From the party’s inception, Labor leaders had wrapped themselves in nationalism, declaring Labor the party of nation, as opposed to an identification based on the working class the party was meant to represent. This reflected the aim of the Labor Party to take hold of government, which, in turn, meant accepting the logic of managing capitalism, and looking after business owners and the rich. … But the logic of running capitalism clashed with the aspirations of working class Labor Party members and voters for genuine social change. The war exposed those contradictions even more graphically.

The hardships felt by working class people began to open up the divisions between trade union leaders and the Labor Party leadership. The union leaders themselves are no radical layer—their position as paid officials who negotiate with employers exerts a conservative influence on them, and there are plenty of careerists among their ranks. … The unions had been the basis for forming the Labor Party, as the big strikes of the 1890s were defeated. They looked to Parliament and political action to provide some defence from the aggressive employers. But once in Parliament, Labor politicians were more strongly committed to running the system, rather than legislating to defend the workers who voted for them.
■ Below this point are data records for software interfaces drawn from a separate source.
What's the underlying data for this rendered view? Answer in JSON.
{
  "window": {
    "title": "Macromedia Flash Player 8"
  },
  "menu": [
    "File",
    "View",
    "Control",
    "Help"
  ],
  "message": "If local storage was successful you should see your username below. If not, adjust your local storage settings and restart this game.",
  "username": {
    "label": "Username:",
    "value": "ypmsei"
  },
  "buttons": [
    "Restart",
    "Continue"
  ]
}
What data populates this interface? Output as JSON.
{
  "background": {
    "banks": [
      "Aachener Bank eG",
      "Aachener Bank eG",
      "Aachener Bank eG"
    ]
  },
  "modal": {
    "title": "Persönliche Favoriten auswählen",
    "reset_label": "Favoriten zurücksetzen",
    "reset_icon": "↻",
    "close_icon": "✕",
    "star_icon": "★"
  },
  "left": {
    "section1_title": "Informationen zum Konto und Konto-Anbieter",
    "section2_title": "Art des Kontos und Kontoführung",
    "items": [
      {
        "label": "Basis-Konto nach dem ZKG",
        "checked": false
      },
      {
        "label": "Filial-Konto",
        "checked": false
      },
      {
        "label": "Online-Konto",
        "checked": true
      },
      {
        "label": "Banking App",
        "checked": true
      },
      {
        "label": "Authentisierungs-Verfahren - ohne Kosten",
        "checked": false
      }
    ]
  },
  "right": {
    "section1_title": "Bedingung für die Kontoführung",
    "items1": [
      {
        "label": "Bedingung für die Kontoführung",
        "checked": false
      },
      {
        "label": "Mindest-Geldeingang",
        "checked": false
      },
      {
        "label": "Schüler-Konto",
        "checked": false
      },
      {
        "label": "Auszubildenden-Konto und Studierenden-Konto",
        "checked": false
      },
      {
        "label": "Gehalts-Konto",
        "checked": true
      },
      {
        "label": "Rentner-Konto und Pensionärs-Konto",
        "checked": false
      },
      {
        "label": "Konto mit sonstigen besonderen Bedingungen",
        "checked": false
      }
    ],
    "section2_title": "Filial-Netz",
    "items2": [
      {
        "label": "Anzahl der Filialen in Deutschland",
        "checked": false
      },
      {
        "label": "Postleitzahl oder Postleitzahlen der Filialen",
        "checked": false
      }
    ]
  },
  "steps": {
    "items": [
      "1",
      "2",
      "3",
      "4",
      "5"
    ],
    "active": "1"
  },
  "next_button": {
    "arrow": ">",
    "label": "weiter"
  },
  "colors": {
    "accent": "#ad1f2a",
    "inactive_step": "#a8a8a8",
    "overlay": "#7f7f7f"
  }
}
Read a book guys! None of this is new because human nature has not changed and history thus always tends to repeat itself.

Those who seek to impose the ‘Progressive’ agenda on the rest are not interested in keeping promises – either to friend or foe. They are interested in one thing and one thing alone: being in charge. Whether the cloak of nationalism in 1915 or the green religion of the 2000s, eventually the betrayals are too much for the populace to bear and out they go for the next two or three elections.

Come to think of it, perhaps we ought to turf the ‘Progressives’ out of the education system as well. Our kids might then learn to read, learn from history, and learn not to believe a word that issues from the mouth of a ‘Progressive’.

Paul Howes finally gets it

Writing in today’s Sunday Telegraph, National Secretary of the AWU Paul Howes finally gets what the rest of us have known for ages … that in the real world the Greens are poison.

The Greens … have carefully built a political brand based on social conscience and concern for the environment. The benign, smiling face of Bob Brown convinced many that the Greens and Labor could co-exist as two sides of a harmonious progressive political movement.

But beneath the marketing spin, the Greens are run by hardliners who believe they know better than anyone else. Beneath the marketing spin, the Greens are fundamentally opposed to the core values of the labour movement. They openly want to crush the jobs of hardworking Australians in the very industries that support our national prosperity.

Of course, it’s all a bit rich coming from a guy who seems to have very little problem with the lowest paid employees in the country handing over their hard-earned so that union officials like his good self can live very lavish lifestyles indeed. [And that’s even before we get to Craig Thompson’s hookers!]

Oh, and then there’s his Party’s alliance with the Greens in order to form government … didn’t he know what the Greens were about before now, or was he in fact willing to put up with it while his own interests were being served? What Mr Howes has finally woken up to seems not to be the damage the Greens are doing to workers, but how his Party’s ‘marriage of convenience’ to them has effectively torn up his ticket to ride the parliamentary gravy train again next year. I think that’s the real message in this classic line:

The Greens juggernaut is now threatening to cause serious long-term damage to the cause of the labour movement and progressive politics in Australia.

If only Mr Howes and people like him would realise that all ‘progressive’ politics is about gaining and maintaining power at the expense of everybody else – friends included. And just as there’s no honour among thieves there are certainly no scruples on the totalitarian side of politics. The ALP is no exception!